I  know many returnees have a mental, at times written, check list of food they have to eat whenever they are back in Ghana, perhaps to reassert their 'Ghanaian-ness', and I think almost each and everyone of them is linked in one way or another to rancid, potentially carcinogenic oil. Your favourite guilty/fatty pleasure might be linked to it too, so don't think this is someone else's problem.
The easy way out will be to stay off the streets and stick to restaurants, office canteens, patisserie s and other swanky eating places, right...? Movenpick and co all the way then, lol. I would like to assume the big hotels or chains probably adhere to some international standards and wouldn't want to 'disgrace themselves'.

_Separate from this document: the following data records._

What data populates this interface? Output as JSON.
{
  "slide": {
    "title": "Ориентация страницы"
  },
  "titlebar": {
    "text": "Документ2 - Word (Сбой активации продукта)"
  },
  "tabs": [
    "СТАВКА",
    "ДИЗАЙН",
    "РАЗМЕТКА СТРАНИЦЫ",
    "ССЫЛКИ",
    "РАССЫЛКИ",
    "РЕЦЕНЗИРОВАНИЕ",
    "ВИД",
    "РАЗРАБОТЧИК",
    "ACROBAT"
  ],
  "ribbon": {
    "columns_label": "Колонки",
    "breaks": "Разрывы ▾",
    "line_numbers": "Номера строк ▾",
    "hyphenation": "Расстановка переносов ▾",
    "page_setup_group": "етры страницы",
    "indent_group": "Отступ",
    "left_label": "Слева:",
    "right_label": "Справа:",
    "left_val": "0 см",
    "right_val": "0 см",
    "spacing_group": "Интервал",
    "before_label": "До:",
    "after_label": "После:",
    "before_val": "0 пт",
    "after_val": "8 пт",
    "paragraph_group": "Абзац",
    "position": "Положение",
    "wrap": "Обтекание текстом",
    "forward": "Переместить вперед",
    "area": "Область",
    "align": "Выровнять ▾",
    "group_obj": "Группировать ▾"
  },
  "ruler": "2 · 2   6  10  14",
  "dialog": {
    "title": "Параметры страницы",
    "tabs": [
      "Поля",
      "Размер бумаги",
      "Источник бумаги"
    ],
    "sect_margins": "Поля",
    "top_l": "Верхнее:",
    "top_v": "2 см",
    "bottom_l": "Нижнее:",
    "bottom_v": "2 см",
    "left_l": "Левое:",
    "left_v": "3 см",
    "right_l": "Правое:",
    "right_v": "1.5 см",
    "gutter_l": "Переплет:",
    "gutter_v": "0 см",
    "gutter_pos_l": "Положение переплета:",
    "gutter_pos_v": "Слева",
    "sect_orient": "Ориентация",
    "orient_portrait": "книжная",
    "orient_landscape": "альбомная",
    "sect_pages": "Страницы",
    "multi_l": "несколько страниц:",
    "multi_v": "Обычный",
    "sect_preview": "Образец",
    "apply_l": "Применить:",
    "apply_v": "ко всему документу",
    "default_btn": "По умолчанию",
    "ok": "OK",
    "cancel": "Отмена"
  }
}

(But it never tastes the same! not the  'proper' taste anyway *sobs*. Maybe the rancid oil truly has some flavour -_____- )
picture credit: Facebook kelewele group

But  what standards are there? (i'm asking, I don't know)  and how are they being enforced? We can't exactly go round asking the local kelewele seller questions like 'how long has her oil been exposed to light and oxygen?'...well you can, if you fancy a dressing down.  What I do know is there's most definitely a lack of monitoring mechanisms or checks and balances. So, if you see the black oil and buy from there na ese woara but if you don't see how the food is prepared , how do you know it is safe???

Let's hope African 'germs' are still truly friendly and haven't met and learnt from their foreign counterparts yet.